(Records from a data collection)
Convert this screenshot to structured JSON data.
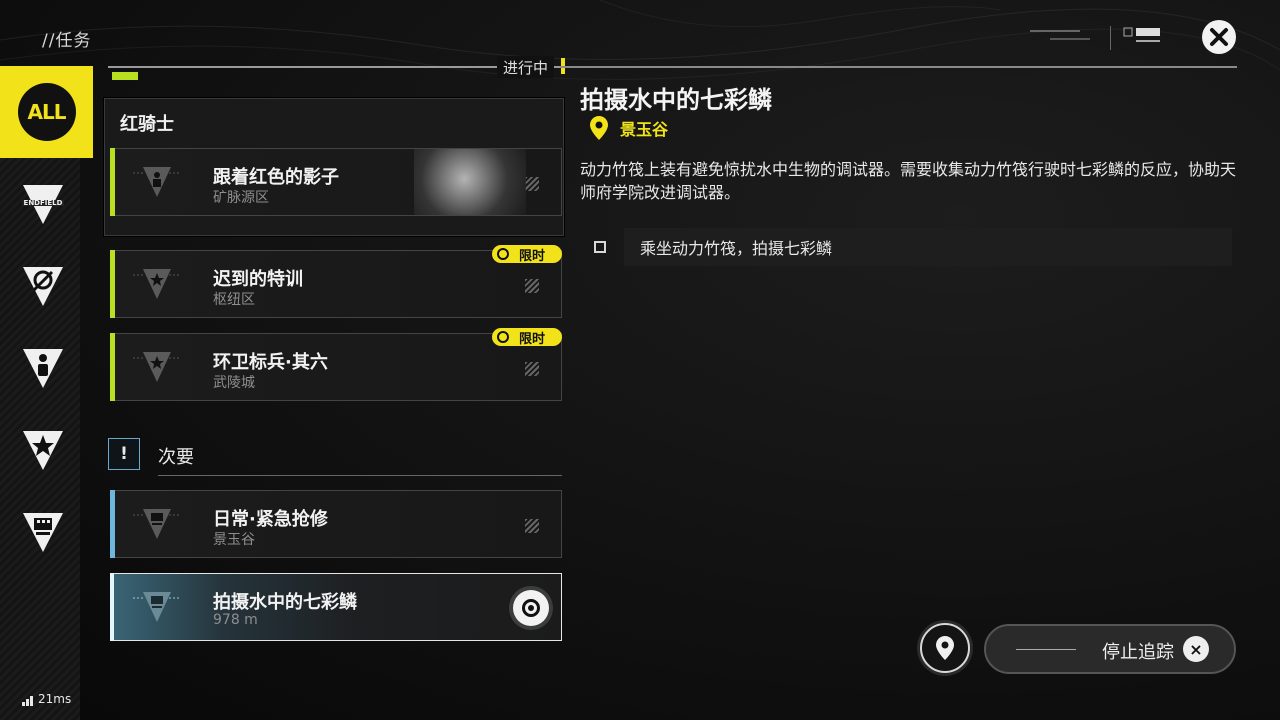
{
  "header": {
    "breadcrumb": "//任务"
  },
  "sidebar": {
    "all_label": "ALL",
    "items": [
      {
        "icon": "endfield-icon",
        "label": "ENDFIELD"
      },
      {
        "icon": "compass-icon"
      },
      {
        "icon": "person-icon"
      },
      {
        "icon": "star-icon"
      },
      {
        "icon": "building-icon"
      }
    ]
  },
  "list": {
    "in_progress_label": "进行中",
    "main_group": {
      "title": "红骑士",
      "quests": [
        {
          "name": "跟着红色的影子",
          "region": "矿脉源区"
        }
      ]
    },
    "quests": [
      {
        "name": "迟到的特训",
        "region": "枢纽区",
        "badge": "限时"
      },
      {
        "name": "环卫标兵·其六",
        "region": "武陵城",
        "badge": "限时"
      }
    ],
    "secondary_title": "次要",
    "secondary_icon_glyph": "!",
    "secondary": [
      {
        "name": "日常·紧急抢修",
        "region": "景玉谷"
      },
      {
        "name": "拍摄水中的七彩鳞",
        "region": "978 m",
        "selected": true
      }
    ]
  },
  "detail": {
    "title": "拍摄水中的七彩鳞",
    "location": "景玉谷",
    "description": "动力竹筏上装有避免惊扰水中生物的调试器。需要收集动力竹筏行驶时七彩鳞的反应，协助天师府学院改进调试器。",
    "objective": "乘坐动力竹筏，拍摄七彩鳞"
  },
  "actions": {
    "stop_tracking": "停止追踪",
    "stop_icon_glyph": "×"
  },
  "status": {
    "ping": "21ms"
  },
  "colors": {
    "accent_yellow": "#f1e21a",
    "accent_green": "#b8e020",
    "accent_blue": "#6fb6dc"
  }
}
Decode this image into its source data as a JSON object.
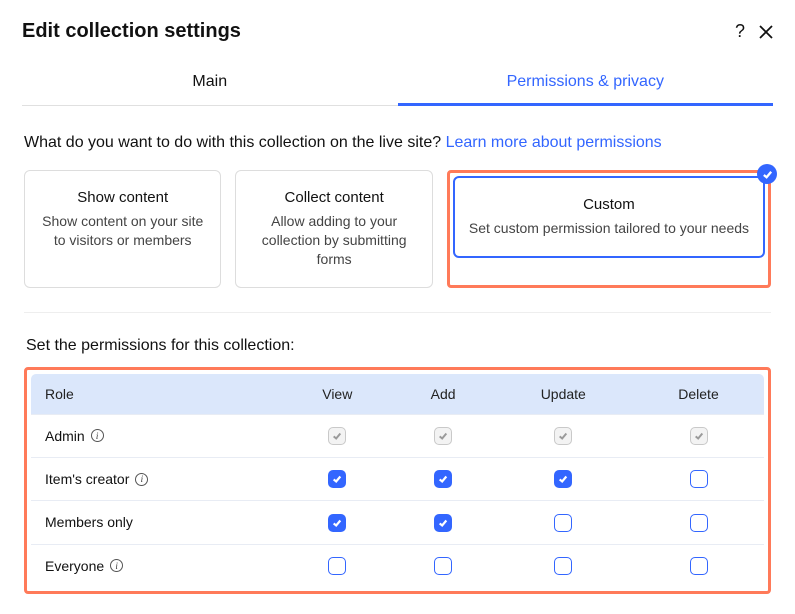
{
  "header": {
    "title": "Edit collection settings"
  },
  "tabs": {
    "main": "Main",
    "permissions": "Permissions & privacy"
  },
  "prompt": {
    "question": "What do you want to do with this collection on the live site? ",
    "link": "Learn more about permissions"
  },
  "cards": {
    "show": {
      "title": "Show content",
      "desc": "Show content on your site to visitors or members"
    },
    "collect": {
      "title": "Collect content",
      "desc": "Allow adding to your collection by submitting forms"
    },
    "custom": {
      "title": "Custom",
      "desc": "Set custom permission tailored to your needs"
    }
  },
  "subheading": "Set the permissions for this collection:",
  "table": {
    "headers": {
      "role": "Role",
      "view": "View",
      "add": "Add",
      "update": "Update",
      "delete": "Delete"
    },
    "rows": [
      {
        "role": "Admin",
        "info": true,
        "view": "locked",
        "add": "locked",
        "update": "locked",
        "delete": "locked"
      },
      {
        "role": "Item's creator",
        "info": true,
        "view": "checked",
        "add": "checked",
        "update": "checked",
        "delete": "empty"
      },
      {
        "role": "Members only",
        "info": false,
        "view": "checked",
        "add": "checked",
        "update": "empty",
        "delete": "empty"
      },
      {
        "role": "Everyone",
        "info": true,
        "view": "empty",
        "add": "empty",
        "update": "empty",
        "delete": "empty"
      }
    ]
  }
}
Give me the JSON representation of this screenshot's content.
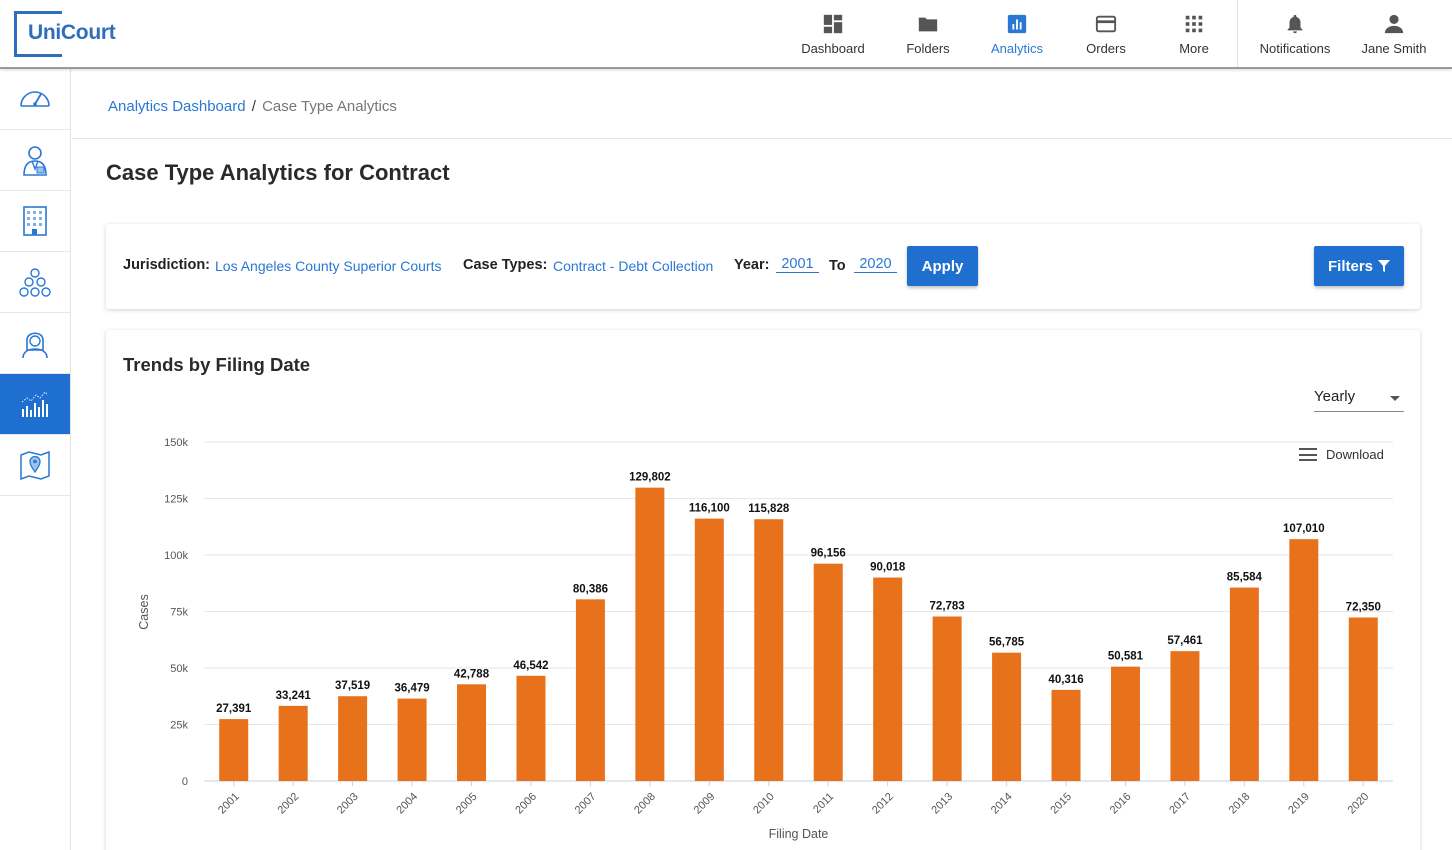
{
  "brand": {
    "name": "UniCourt"
  },
  "nav": {
    "items": [
      {
        "label": "Dashboard",
        "icon": "dashboard-icon"
      },
      {
        "label": "Folders",
        "icon": "folder-icon"
      },
      {
        "label": "Analytics",
        "icon": "analytics-icon",
        "active": true
      },
      {
        "label": "Orders",
        "icon": "credit-card-icon"
      },
      {
        "label": "More",
        "icon": "grid-icon"
      },
      {
        "label": "Notifications",
        "icon": "bell-icon"
      },
      {
        "label": "Jane Smith",
        "icon": "user-icon"
      }
    ]
  },
  "sidebar": {
    "items": [
      {
        "icon": "speedometer-icon"
      },
      {
        "icon": "attorney-icon"
      },
      {
        "icon": "building-icon"
      },
      {
        "icon": "organization-icon"
      },
      {
        "icon": "judge-icon"
      },
      {
        "icon": "analytics-chart-icon",
        "active": true
      },
      {
        "icon": "map-pin-icon"
      }
    ]
  },
  "breadcrumb": {
    "link": "Analytics Dashboard",
    "separator": "/",
    "current": "Case Type Analytics"
  },
  "page": {
    "title": "Case Type Analytics for Contract"
  },
  "filters": {
    "jurisdiction_label": "Jurisdiction:",
    "jurisdiction_value": "Los Angeles County Superior Courts",
    "case_types_label": "Case Types:",
    "case_types_value": "Contract - Debt Collection",
    "year_label": "Year:",
    "year_from": "2001",
    "to_label": "To",
    "year_to": "2020",
    "apply_label": "Apply",
    "filters_label": "Filters"
  },
  "chart_card": {
    "title": "Trends by Filing Date",
    "granularity": "Yearly",
    "download_label": "Download"
  },
  "colors": {
    "accent": "#1e6fd0",
    "bar": "#e8721c",
    "link": "#2a78d4"
  },
  "chart_data": {
    "type": "bar",
    "categories": [
      "2001",
      "2002",
      "2003",
      "2004",
      "2005",
      "2006",
      "2007",
      "2008",
      "2009",
      "2010",
      "2011",
      "2012",
      "2013",
      "2014",
      "2015",
      "2016",
      "2017",
      "2018",
      "2019",
      "2020"
    ],
    "values": [
      27391,
      33241,
      37519,
      36479,
      42788,
      46542,
      80386,
      129802,
      116100,
      115828,
      96156,
      90018,
      72783,
      56785,
      40316,
      50581,
      57461,
      85584,
      107010,
      72350
    ],
    "data_labels": [
      "27,391",
      "33,241",
      "37,519",
      "36,479",
      "42,788",
      "46,542",
      "80,386",
      "129,802",
      "116,100",
      "115,828",
      "96,156",
      "90,018",
      "72,783",
      "56,785",
      "40,316",
      "50,581",
      "57,461",
      "85,584",
      "107,010",
      "72,350"
    ],
    "xlabel": "Filing Date",
    "ylabel": "Cases",
    "ylim": [
      0,
      150000
    ],
    "yticks": [
      0,
      25000,
      50000,
      75000,
      100000,
      125000,
      150000
    ],
    "ytick_labels": [
      "0",
      "25k",
      "50k",
      "75k",
      "100k",
      "125k",
      "150k"
    ],
    "grid": true
  }
}
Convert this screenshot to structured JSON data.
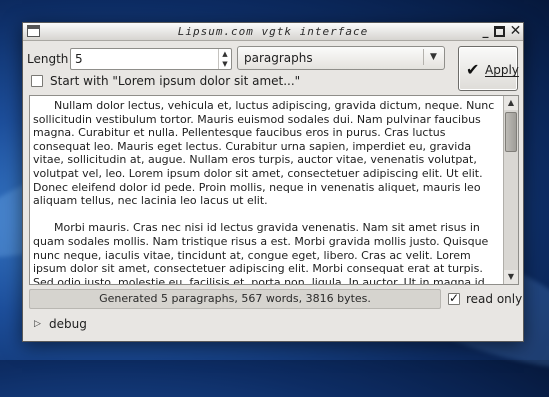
{
  "window": {
    "title": "Lipsum.com vgtk interface"
  },
  "controls": {
    "length_label": "Length",
    "length_value": "5",
    "unit_selected": "paragraphs",
    "start_with_label": "Start with \"Lorem ipsum dolor sit amet...\"",
    "start_with_checked": false,
    "apply_label": "Apply"
  },
  "text": {
    "content": "      Nullam dolor lectus, vehicula et, luctus adipiscing, gravida dictum, neque. Nunc sollicitudin vestibulum tortor. Mauris euismod sodales dui. Nam pulvinar faucibus magna. Curabitur et nulla. Pellentesque faucibus eros in purus. Cras luctus consequat leo. Mauris eget lectus. Curabitur urna sapien, imperdiet eu, gravida vitae, sollicitudin at, augue. Nullam eros turpis, auctor vitae, venenatis volutpat, volutpat vel, leo. Lorem ipsum dolor sit amet, consectetuer adipiscing elit. Ut elit. Donec eleifend dolor id pede. Proin mollis, neque in venenatis aliquet, mauris leo aliquam tellus, nec lacinia leo lacus ut elit.\n\n      Morbi mauris. Cras nec nisi id lectus gravida venenatis. Nam sit amet risus in quam sodales mollis. Nam tristique risus a est. Morbi gravida mollis justo. Quisque nunc neque, iaculis vitae, tincidunt at, congue eget, libero. Cras ac velit. Lorem ipsum dolor sit amet, consectetuer adipiscing elit. Morbi consequat erat at turpis. Sed odio justo, molestie eu, facilisis et, porta non, ligula. In auctor. Ut in magna id magna accumsan molestie. Pellentesque lobortis. Ut nulla."
  },
  "status": {
    "message": "Generated 5 paragraphs, 567 words, 3816 bytes.",
    "read_only_label": "read only",
    "read_only_checked": true
  },
  "debug": {
    "label": "debug"
  },
  "icons": {
    "apply": "checkmark-icon",
    "expander": "triangle-right-icon"
  },
  "colors": {
    "window_bg": "#e8e6e3",
    "desktop_bg": "#1d4f9c"
  }
}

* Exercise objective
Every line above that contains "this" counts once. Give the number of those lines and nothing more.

* Exercise result
6